Fights back his tears. Finishes knotting his tie, then slips into his dark-blue dress jacket. As he buttons it up he quotes from the printout.
"There are financial advantages if the family allows the Marine Corps to handle all funeral arrangements--the dressing and casking of the remains--"
Hate that word. "Remains." Remains. All that's left of your son. Bits and pieces. Scraps gathered up on the battlefield and put in a body bag and shipped home. To be boxed here. Casked.
A tisket, a tasket, I lost my little casket...
Breaks off, upset with himself.
What the hell is the matter with you? Why are you acting like this? Are you a man or a--? Do your duty, Major!

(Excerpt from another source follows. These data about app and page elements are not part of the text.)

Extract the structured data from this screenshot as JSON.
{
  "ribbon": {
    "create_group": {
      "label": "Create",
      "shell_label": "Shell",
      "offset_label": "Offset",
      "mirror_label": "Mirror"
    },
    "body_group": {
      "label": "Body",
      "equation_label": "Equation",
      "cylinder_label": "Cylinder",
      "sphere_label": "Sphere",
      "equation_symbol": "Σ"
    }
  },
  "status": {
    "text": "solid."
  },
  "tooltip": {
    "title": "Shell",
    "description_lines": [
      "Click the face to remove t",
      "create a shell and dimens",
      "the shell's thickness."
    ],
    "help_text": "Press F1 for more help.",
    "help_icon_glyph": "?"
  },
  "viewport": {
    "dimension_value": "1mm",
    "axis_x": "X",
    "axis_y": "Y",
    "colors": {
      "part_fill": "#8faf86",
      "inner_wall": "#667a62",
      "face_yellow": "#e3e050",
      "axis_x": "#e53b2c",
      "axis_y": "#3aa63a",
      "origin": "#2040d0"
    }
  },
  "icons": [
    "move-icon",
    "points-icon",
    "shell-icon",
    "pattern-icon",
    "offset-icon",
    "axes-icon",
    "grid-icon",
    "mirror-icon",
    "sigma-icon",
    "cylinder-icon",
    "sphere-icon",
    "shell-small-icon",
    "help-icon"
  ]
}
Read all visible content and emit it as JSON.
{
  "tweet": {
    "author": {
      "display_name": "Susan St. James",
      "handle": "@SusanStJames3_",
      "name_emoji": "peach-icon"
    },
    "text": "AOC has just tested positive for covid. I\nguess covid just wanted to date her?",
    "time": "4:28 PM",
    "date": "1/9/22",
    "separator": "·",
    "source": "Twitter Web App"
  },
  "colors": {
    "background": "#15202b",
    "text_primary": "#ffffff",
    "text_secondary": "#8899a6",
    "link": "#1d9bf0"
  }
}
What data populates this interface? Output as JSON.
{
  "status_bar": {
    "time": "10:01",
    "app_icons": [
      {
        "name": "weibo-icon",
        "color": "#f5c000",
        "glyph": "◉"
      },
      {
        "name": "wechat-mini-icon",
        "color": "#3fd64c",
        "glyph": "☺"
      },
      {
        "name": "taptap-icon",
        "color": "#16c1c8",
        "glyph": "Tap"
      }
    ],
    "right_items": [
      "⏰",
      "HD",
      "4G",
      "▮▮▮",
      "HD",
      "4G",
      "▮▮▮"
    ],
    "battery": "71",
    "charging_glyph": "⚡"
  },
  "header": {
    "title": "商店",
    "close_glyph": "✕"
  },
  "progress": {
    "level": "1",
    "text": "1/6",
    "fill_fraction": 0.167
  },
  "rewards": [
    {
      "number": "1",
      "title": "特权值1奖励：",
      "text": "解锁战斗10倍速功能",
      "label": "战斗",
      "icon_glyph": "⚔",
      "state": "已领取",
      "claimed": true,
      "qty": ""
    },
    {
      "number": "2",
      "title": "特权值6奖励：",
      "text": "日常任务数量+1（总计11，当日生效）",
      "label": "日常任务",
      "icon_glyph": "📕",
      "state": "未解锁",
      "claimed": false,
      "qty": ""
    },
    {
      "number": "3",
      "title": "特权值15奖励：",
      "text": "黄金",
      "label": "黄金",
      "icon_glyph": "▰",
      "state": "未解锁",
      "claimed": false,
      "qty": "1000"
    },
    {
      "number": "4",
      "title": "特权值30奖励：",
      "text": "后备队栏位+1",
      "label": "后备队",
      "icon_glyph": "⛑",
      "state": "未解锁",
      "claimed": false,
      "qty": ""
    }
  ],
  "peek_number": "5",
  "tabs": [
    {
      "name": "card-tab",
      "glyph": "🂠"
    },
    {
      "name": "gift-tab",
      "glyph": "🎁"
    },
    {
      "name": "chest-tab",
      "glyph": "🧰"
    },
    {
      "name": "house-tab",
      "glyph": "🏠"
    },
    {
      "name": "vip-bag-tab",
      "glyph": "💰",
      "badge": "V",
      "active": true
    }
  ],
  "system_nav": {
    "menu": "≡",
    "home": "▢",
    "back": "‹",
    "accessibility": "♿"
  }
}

Shape up! Be strong. Resolute. Conquer your fears!
Adjusts his jacket, then puts his cap on and squares it.
Casualty notification is a solemn event, a noble event. Honor the Corps! Honor the uniform. Honor the dead. Honor the family! Assuage their pain. Provide support! Give them strength! Let them know their son has not died in vain. Make them see that the Corps cares about its own. Point to the red stripe that runs down the sides of your trousers!
He addresses the parents, pointing to the stripe.
See this? It represents the blood shed by Marines in the war with Mexico in 1847. The battle for the Halls of Montezuma! The blood shed by Marines in countless wars since then. The shores of Tripoli! Iwo Jima! Okinawa! Korea! Viet Nam! The glory of battles won and the pain of brothers lost.
Sisters lost. Sons lost. Daughters lost. Nephews. Nieces. Girlfriends and boyfriends. Parents. Fathers and mothers. Lost in battle. Killed in action. Injured in battle. Reported missing. Shot down over-- Captured at-- Blown up during--
Ambushed. Boobytrapped. Stepped on a mine. Came under fire. Was hit by. Enemy bombs. Friendly fire. Suicide bomb. Helicopter crash. Missile attack--!
The Major ducks, as if back in battle. He breathes hard as he tries to recover equilibrium. Suddenly he straightens up and snaps off a salute.
Yes, sir. I'm fine, sir. No problems, sir. Thank you, sir.
He stands fighting for control, fingering the medals and citations on his chest. Then he slowly draws himself up, squares his shoulders and crosses the stage to make the call.
Knocks on an imaginary door and waits. He salutes as it is pulled opened.
"The commandant of the U.S. Marine Corps has asked me to inform you that your son, Private Herman Binton, has been killed in action."
As the Major holds his pose, the LIGHTS FADE DOWN, leaving only a PIN SPOT on his grim, ferociously clenched expression.
Then the spot GOES TO BLACK.